The first SSD to appear in this group is in many ways the most intriguing. Designing a good SSD is a tricky task, with plenty of the clever work going into the controller chip and its firmware. Many brands take the quicker and easier route by buying in that controller knowledge, which explains the recent prevalence of SandForce controllers, sold as a turnkey solution, firmware and all, to SSD makers unable or unwilling to do the work themselves. For the Neutron GTX though, Corsair turned to new brand Link_A_Media (yes, that is the company’s name) and its LAMD LM87800 controller. See all Storage reviews.
Two models of Neutron are available, standard and GTX, the difference lying in the choice of NAND flash. The GTX uses the latest toggle NAND flash, combined with 256 MB DDR2 memory cache. Firmware can only be upgraded in Windows, and Corsair provides a reassuring 5-year warranty. See Group test: what's the best SSD (solid-state drive)?

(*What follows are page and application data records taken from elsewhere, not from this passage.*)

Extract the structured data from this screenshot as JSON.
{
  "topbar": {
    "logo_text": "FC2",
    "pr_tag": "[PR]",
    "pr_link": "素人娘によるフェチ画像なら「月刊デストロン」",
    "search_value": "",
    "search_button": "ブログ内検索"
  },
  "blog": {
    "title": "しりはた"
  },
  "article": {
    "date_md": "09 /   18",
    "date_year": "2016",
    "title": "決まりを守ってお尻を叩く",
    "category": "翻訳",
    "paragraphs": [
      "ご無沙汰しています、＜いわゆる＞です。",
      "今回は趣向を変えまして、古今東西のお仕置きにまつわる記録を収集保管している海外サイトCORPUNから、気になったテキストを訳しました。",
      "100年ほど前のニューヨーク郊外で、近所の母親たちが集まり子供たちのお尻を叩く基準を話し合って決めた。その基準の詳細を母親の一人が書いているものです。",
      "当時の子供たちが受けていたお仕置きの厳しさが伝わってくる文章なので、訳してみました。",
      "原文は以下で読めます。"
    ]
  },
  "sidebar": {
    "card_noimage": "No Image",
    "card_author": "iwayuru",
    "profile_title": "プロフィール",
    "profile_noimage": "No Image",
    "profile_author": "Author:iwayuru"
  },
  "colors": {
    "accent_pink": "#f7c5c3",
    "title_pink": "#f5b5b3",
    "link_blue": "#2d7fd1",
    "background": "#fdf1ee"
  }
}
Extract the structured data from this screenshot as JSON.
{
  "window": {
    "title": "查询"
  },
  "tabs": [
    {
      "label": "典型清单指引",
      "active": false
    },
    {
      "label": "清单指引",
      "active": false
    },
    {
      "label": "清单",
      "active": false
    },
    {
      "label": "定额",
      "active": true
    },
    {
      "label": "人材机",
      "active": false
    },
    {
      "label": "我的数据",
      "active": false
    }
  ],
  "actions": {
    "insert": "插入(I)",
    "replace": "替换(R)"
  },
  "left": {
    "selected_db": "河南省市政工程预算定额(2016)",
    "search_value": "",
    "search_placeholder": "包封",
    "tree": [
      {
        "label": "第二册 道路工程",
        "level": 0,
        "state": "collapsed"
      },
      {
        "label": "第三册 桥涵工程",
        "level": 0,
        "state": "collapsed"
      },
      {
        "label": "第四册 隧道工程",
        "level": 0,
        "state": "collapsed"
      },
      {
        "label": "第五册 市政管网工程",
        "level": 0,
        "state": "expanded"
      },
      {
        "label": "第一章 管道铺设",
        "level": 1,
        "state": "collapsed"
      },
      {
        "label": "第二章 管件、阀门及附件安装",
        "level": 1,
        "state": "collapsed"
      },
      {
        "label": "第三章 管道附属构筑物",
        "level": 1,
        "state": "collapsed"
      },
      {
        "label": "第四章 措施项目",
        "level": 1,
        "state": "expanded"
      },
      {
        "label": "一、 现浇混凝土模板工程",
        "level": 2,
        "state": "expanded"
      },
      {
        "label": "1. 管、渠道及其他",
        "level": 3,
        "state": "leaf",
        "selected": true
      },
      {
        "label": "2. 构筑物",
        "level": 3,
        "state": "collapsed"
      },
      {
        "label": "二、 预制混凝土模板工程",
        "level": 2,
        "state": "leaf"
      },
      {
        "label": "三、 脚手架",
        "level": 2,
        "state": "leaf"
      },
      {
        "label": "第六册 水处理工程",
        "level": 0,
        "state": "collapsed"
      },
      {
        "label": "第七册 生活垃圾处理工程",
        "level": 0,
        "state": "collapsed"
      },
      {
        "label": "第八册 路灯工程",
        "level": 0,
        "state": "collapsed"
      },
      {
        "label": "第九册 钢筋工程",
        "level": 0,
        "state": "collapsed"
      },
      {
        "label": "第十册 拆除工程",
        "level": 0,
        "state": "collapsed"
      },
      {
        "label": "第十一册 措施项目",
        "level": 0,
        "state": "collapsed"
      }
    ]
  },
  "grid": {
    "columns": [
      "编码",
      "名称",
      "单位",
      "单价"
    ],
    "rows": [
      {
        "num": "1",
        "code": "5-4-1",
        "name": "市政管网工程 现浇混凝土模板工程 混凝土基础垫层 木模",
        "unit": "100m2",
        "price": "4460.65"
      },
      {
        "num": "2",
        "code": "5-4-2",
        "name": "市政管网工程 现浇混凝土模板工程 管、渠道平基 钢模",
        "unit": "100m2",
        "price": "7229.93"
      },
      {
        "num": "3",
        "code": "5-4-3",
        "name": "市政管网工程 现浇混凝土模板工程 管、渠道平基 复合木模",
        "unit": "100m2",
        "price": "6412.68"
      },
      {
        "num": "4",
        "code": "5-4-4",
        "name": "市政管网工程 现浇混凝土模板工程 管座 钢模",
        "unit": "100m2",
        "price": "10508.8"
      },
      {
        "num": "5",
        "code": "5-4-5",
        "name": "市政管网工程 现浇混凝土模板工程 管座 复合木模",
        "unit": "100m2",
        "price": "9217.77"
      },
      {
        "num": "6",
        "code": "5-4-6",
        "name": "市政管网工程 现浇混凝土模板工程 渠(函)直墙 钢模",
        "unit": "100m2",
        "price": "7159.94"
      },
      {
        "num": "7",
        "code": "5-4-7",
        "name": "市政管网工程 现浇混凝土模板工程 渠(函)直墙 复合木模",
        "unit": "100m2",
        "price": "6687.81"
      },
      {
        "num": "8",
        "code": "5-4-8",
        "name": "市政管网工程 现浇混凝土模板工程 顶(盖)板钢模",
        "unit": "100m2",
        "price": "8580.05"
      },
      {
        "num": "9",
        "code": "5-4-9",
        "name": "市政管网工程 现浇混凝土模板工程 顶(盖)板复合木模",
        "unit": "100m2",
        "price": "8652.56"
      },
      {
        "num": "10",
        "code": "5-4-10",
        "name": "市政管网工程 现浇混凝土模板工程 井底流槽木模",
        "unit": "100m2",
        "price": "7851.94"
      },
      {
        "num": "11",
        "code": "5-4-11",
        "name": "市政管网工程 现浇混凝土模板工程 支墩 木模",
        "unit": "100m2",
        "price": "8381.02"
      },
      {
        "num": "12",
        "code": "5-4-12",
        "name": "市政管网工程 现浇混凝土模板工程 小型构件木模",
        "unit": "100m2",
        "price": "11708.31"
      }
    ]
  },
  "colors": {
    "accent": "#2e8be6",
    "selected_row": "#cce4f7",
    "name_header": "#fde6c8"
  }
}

Corsair lists 85k write IOPS for the Neutron GTX, a good figure when you realise that many SSDs struggle to hit that with their read operations, which are typically faster in solid-stateland. In our tests we got close to that figure with 77k IOPS recorded by AS SSD using 64 threads. The CrystalDiskMark (CDM) test gave 87.8k in 4kB random write IOPS and 92.8k for reads with its 32 queue depth.
Sequential read/write performance as measured by CDM was a little lower than is now typical for SATA 6 Gb/s solid-state tech, at 431 and 467 MB/s. These write-centric figures were effectively mirrored when using random rather than compressible (0x00) data, showing that the LAMD controller does not rely on compression tricks to enhance measured performance.
Best drag-race results, as ever, were found in the ATTO benchmark, which reported peak read and write speeds of 557 and 511 MB/s.
Review from Jon L Jacobi, PC World, on next page >>.